Gov. Charlie Baker's budget plan for the fiscal year that begins in July would spend slightly less, 0.7%, than Massachusetts is now spending. But at $45.6 billion, it's still a hefty chunk of the taxpayers' change. Here are some highlights that Beacon Hill budget-watchers have fixed on.

1. Sports Betting, Again

Baker's budget calls on lawmakers to legalize online sports gambling apps like DraftKings so Massachusetts can join the growing number of states placing legal bets on professional sports. Baker said neighboring states and bigger players like New Jersey have already opened up online sports books since the Supreme Court decided it was constitutional in 2018. The governor wants the state to be competitive.

"I do think this thing is starting to mature, and I think it just makes sense to give our people the same chance to play that people have in other states," Baker said.

Previous attempts to allow sports betting have failed. The state House of Representatives has been pushing for the new law for some time, but state senators have remained steadfast that they want a more focused legislative process before opening the door to more gambling.

2. Tapping Into Savings

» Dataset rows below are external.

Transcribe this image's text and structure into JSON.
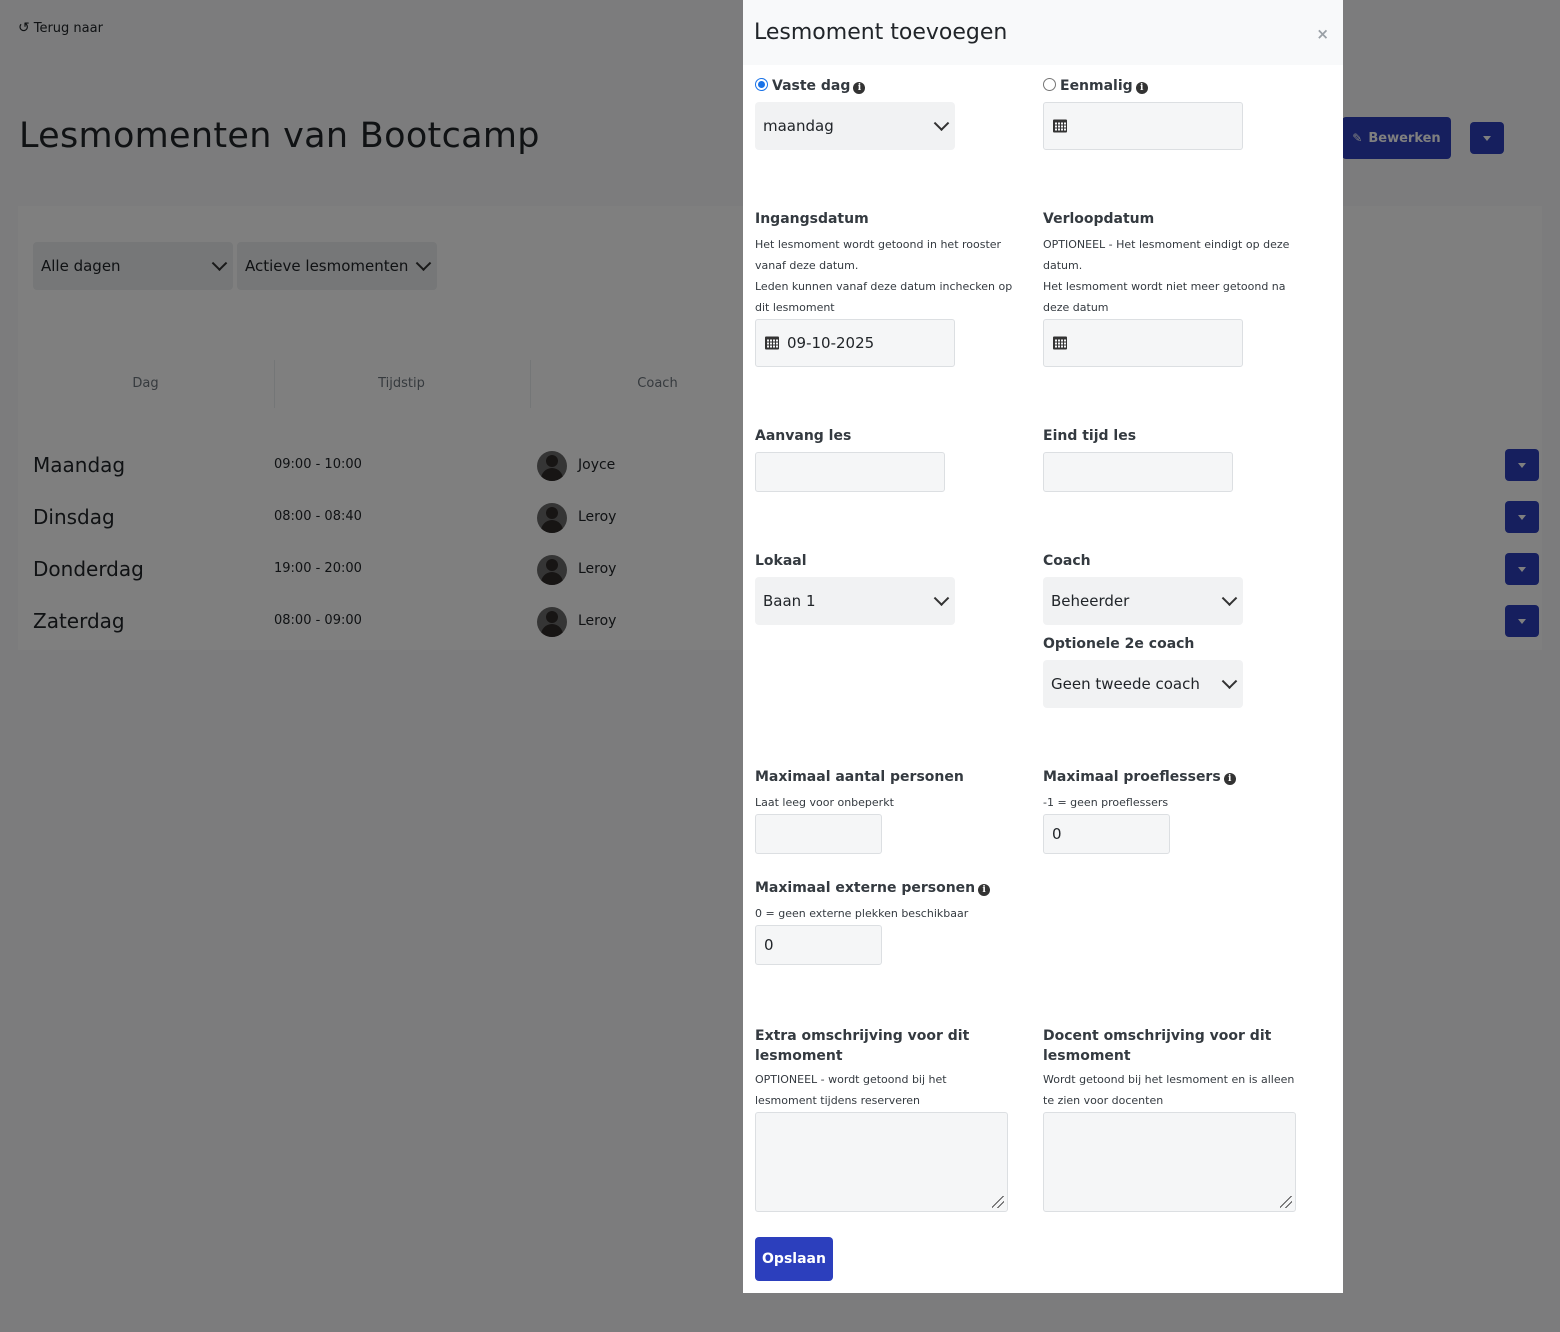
{
  "page": {
    "back_link": "Terug naar",
    "title": "Lesmomenten van Bootcamp",
    "edit_button": "Bewerken",
    "filters": {
      "day": "Alle dagen",
      "status": "Actieve lesmomenten"
    },
    "table": {
      "headers": [
        "Dag",
        "Tijdstip",
        "Coach"
      ],
      "rows": [
        {
          "day": "Maandag",
          "time": "09:00 - 10:00",
          "coach": "Joyce"
        },
        {
          "day": "Dinsdag",
          "time": "08:00 - 08:40",
          "coach": "Leroy"
        },
        {
          "day": "Donderdag",
          "time": "19:00 - 20:00",
          "coach": "Leroy"
        },
        {
          "day": "Zaterdag",
          "time": "08:00 - 09:00",
          "coach": "Leroy"
        }
      ]
    }
  },
  "modal": {
    "title": "Lesmoment toevoegen",
    "close": "×",
    "fixed_day": {
      "label": "Vaste dag",
      "checked": true,
      "value": "maandag"
    },
    "once": {
      "label": "Eenmalig",
      "checked": false,
      "value": ""
    },
    "start_date": {
      "label": "Ingangsdatum",
      "help1": "Het lesmoment wordt getoond in het rooster vanaf deze datum.",
      "help2": "Leden kunnen vanaf deze datum inchecken op dit lesmoment",
      "value": "09-10-2025"
    },
    "end_date": {
      "label": "Verloopdatum",
      "help1": "OPTIONEEL - Het lesmoment eindigt op deze datum.",
      "help2": "Het lesmoment wordt niet meer getoond na deze datum",
      "value": ""
    },
    "start_time": {
      "label": "Aanvang les",
      "value": ""
    },
    "end_time": {
      "label": "Eind tijd les",
      "value": ""
    },
    "room": {
      "label": "Lokaal",
      "value": "Baan 1"
    },
    "coach": {
      "label": "Coach",
      "value": "Beheerder"
    },
    "second_coach": {
      "label": "Optionele 2e coach",
      "value": "Geen tweede coach"
    },
    "max_persons": {
      "label": "Maximaal aantal personen",
      "help": "Laat leeg voor onbeperkt",
      "value": ""
    },
    "max_trial": {
      "label": "Maximaal proeflessers",
      "help": "-1 = geen proeflessers",
      "value": "0"
    },
    "max_external": {
      "label": "Maximaal externe personen",
      "help": "0 = geen externe plekken beschikbaar",
      "value": "0"
    },
    "extra_desc": {
      "label": "Extra omschrijving voor dit lesmoment",
      "help": "OPTIONEEL - wordt getoond bij het lesmoment tijdens reserveren"
    },
    "teacher_desc": {
      "label": "Docent omschrijving voor dit lesmoment",
      "help": "Wordt getoond bij het lesmoment en is alleen te zien voor docenten"
    },
    "save": "Opslaan"
  },
  "colors": {
    "primary": "#2c3fbd",
    "overlay": "rgba(0,0,0,0.5)"
  }
}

October's revised FY2021 budget used $1.3 billion from the state's "rainy day" stabilization savings fund to balance the books, and Baker's new proposal would use a further $1.6 billion to make ends meet. The governor's budget writers estimate that will leave the fund at a mere $1.1 billion — which Baker was quick to point out at Wednesday's budget press conference is the same balance the fund had when he took office in 2015.

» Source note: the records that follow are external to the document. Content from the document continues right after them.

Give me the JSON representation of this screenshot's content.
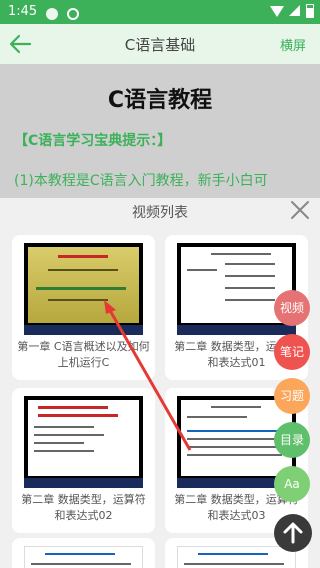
{
  "status": {
    "time": "1:45"
  },
  "appbar": {
    "title": "C语言基础",
    "landscape_label": "横屏"
  },
  "article": {
    "title": "C语言教程",
    "heading": "【C语言学习宝典提示：】",
    "text": "(1)本教程是C语言入门教程，新手小白可"
  },
  "sheet": {
    "title": "视频列表",
    "videos": [
      {
        "label": "第一章 C语言概述以及如何上机运行C"
      },
      {
        "label": "第二章 数据类型，运算符和表达式01"
      },
      {
        "label": "第二章 数据类型，运算符和表达式02"
      },
      {
        "label": "第二章 数据类型，运算符和表达式03"
      }
    ]
  },
  "fabs": {
    "video": "视频",
    "notes": "笔记",
    "exercise": "习题",
    "toc": "目录",
    "font": "Aa"
  }
}
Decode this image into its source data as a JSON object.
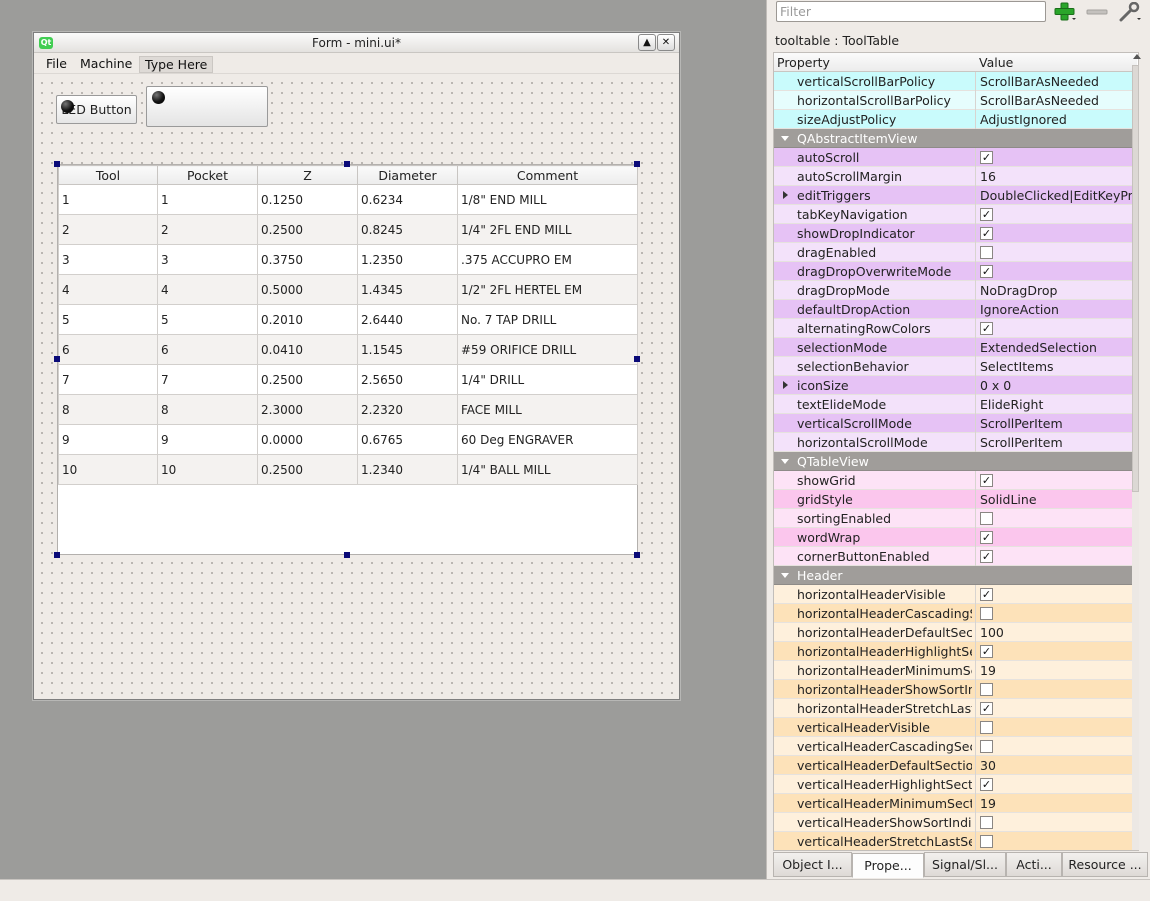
{
  "form_window": {
    "title": "Form - mini.ui*",
    "logo": "Qt",
    "shade_glyph": "▲",
    "close_glyph": "✕",
    "menu": [
      "File",
      "Machine",
      "Type Here"
    ],
    "led_button_label": "LED Button",
    "table": {
      "columns": [
        "Tool",
        "Pocket",
        "Z",
        "Diameter",
        "Comment"
      ],
      "rows": [
        [
          "1",
          "1",
          "0.1250",
          "0.6234",
          "1/8\" END MILL"
        ],
        [
          "2",
          "2",
          "0.2500",
          "0.8245",
          "1/4\" 2FL END MILL"
        ],
        [
          "3",
          "3",
          "0.3750",
          "1.2350",
          ".375 ACCUPRO EM"
        ],
        [
          "4",
          "4",
          "0.5000",
          "1.4345",
          "1/2\" 2FL HERTEL EM"
        ],
        [
          "5",
          "5",
          "0.2010",
          "2.6440",
          "No. 7 TAP DRILL"
        ],
        [
          "6",
          "6",
          "0.0410",
          "1.1545",
          "#59 ORIFICE DRILL"
        ],
        [
          "7",
          "7",
          "0.2500",
          "2.5650",
          "1/4\" DRILL"
        ],
        [
          "8",
          "8",
          "2.3000",
          "2.2320",
          "FACE MILL"
        ],
        [
          "9",
          "9",
          "0.0000",
          "0.6765",
          "60 Deg ENGRAVER"
        ],
        [
          "10",
          "10",
          "0.2500",
          "1.2340",
          "1/4\" BALL MILL"
        ]
      ]
    }
  },
  "property_editor": {
    "filter_placeholder": "Filter",
    "object_label": "tooltable : ToolTable",
    "headers": {
      "property": "Property",
      "value": "Value"
    },
    "icons": [
      "plus-icon",
      "minus-icon",
      "wrench-icon"
    ],
    "check_glyph": "✓",
    "rows": [
      {
        "name": "verticalScrollBarPolicy",
        "value": "ScrollBarAsNeeded",
        "color": "c-cyan-a"
      },
      {
        "name": "horizontalScrollBarPolicy",
        "value": "ScrollBarAsNeeded",
        "color": "c-cyan-b"
      },
      {
        "name": "sizeAdjustPolicy",
        "value": "AdjustIgnored",
        "color": "c-cyan-a"
      },
      {
        "section": "QAbstractItemView"
      },
      {
        "name": "autoScroll",
        "check": true,
        "color": "c-purp-a"
      },
      {
        "name": "autoScrollMargin",
        "value": "16",
        "color": "c-purp-b"
      },
      {
        "name": "editTriggers",
        "value": "DoubleClicked|EditKeyPre...",
        "color": "c-purp-a",
        "expandable": true
      },
      {
        "name": "tabKeyNavigation",
        "check": true,
        "color": "c-purp-b"
      },
      {
        "name": "showDropIndicator",
        "check": true,
        "color": "c-purp-a"
      },
      {
        "name": "dragEnabled",
        "check": false,
        "color": "c-purp-b"
      },
      {
        "name": "dragDropOverwriteMode",
        "check": true,
        "color": "c-purp-a"
      },
      {
        "name": "dragDropMode",
        "value": "NoDragDrop",
        "color": "c-purp-b"
      },
      {
        "name": "defaultDropAction",
        "value": "IgnoreAction",
        "color": "c-purp-a"
      },
      {
        "name": "alternatingRowColors",
        "check": true,
        "color": "c-purp-b"
      },
      {
        "name": "selectionMode",
        "value": "ExtendedSelection",
        "color": "c-purp-a"
      },
      {
        "name": "selectionBehavior",
        "value": "SelectItems",
        "color": "c-purp-b"
      },
      {
        "name": "iconSize",
        "value": "0 x 0",
        "color": "c-purp-a",
        "expandable": true
      },
      {
        "name": "textElideMode",
        "value": "ElideRight",
        "color": "c-purp-b"
      },
      {
        "name": "verticalScrollMode",
        "value": "ScrollPerItem",
        "color": "c-purp-a"
      },
      {
        "name": "horizontalScrollMode",
        "value": "ScrollPerItem",
        "color": "c-purp-b"
      },
      {
        "section": "QTableView"
      },
      {
        "name": "showGrid",
        "check": true,
        "color": "c-pink-b"
      },
      {
        "name": "gridStyle",
        "value": "SolidLine",
        "color": "c-pink-a"
      },
      {
        "name": "sortingEnabled",
        "check": false,
        "color": "c-pink-b"
      },
      {
        "name": "wordWrap",
        "check": true,
        "color": "c-pink-a"
      },
      {
        "name": "cornerButtonEnabled",
        "check": true,
        "color": "c-pink-b"
      },
      {
        "section": "Header"
      },
      {
        "name": "horizontalHeaderVisible",
        "check": true,
        "color": "c-peach-b"
      },
      {
        "name": "horizontalHeaderCascadingS...",
        "check": false,
        "color": "c-peach-a"
      },
      {
        "name": "horizontalHeaderDefaultSecti...",
        "value": "100",
        "color": "c-peach-b"
      },
      {
        "name": "horizontalHeaderHighlightSe...",
        "check": true,
        "color": "c-peach-a"
      },
      {
        "name": "horizontalHeaderMinimumSe...",
        "value": "19",
        "color": "c-peach-b"
      },
      {
        "name": "horizontalHeaderShowSortIn...",
        "check": false,
        "color": "c-peach-a"
      },
      {
        "name": "horizontalHeaderStretchLast...",
        "check": true,
        "color": "c-peach-b"
      },
      {
        "name": "verticalHeaderVisible",
        "check": false,
        "color": "c-peach-a"
      },
      {
        "name": "verticalHeaderCascadingSec...",
        "check": false,
        "color": "c-peach-b"
      },
      {
        "name": "verticalHeaderDefaultSection...",
        "value": "30",
        "color": "c-peach-a"
      },
      {
        "name": "verticalHeaderHighlightSecti...",
        "check": true,
        "color": "c-peach-b"
      },
      {
        "name": "verticalHeaderMinimumSecti...",
        "value": "19",
        "color": "c-peach-a"
      },
      {
        "name": "verticalHeaderShowSortIndic...",
        "check": false,
        "color": "c-peach-b"
      },
      {
        "name": "verticalHeaderStretchLastSe...",
        "check": false,
        "color": "c-peach-a"
      }
    ],
    "tabs": [
      "Object I...",
      "Prope...",
      "Signal/Sl...",
      "Acti...",
      "Resource ..."
    ],
    "active_tab": 1
  }
}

3. Double Funds For Emergencies

Baker wants to more than double the budget allocation for the Massachusetts Emergency Management Agency, which coordinates the state's response to natural disasters, man-made catastrophes or just really bad snowstorms. According to Finance Secretary Mike Heffernan, raising the agency's budget from $1.9 billion to $4.2 billion would allow MEMA to be more flexible, and quicker, with resources instead of asking the Legislature for funds or waiting for federal reimbursements. File this under smart managment, the governor's team will argue.

4. School Funding

Baker touted an additional $246 million for local schools as the new budget's top accomplishment, saying the allocation will fund the first year of the Student Opportunity Act that rewrote the state's school funding formula but was shelved last year. Still, education funding advocates weren't happy with Baker's proposal. They called, instead, for him to retroactively fund last year's, as well as this year's, portions of the seven-year, $1.5 billion plan.

The Massachusetts Teachers Association called the SOA a promise to address the structural racism of underfunding public schools.

"The governor’s FY 2022 budget marks a breaking of that promise, as it moves the goal posts by pushing out the funding shortfall yet another year," MTA president Merrie Najimy wrote in a statement.

5. There Are Proposed Cuts

While Baker's budget writers said most of the spending decreases in the new budget come from lower costs at MassHealth, advocates were quick to point out some spending cuts in the document. Community activist Lew Finfer wrote in an email that Baker had cut $6.3 million from youth at risk programs and another $3.76 million from a youth jobs program.

The Coalition for Homeless Individuals also found new cuts to supports for the homeless in Baker's budget.

"A $3 million, 5% budget cut jeopardizes the safety and wellness of the most vulnerable among us in addition to the frontline staff supporting them," coalition spokesperson Cayenne Isaksen wrote in a statement.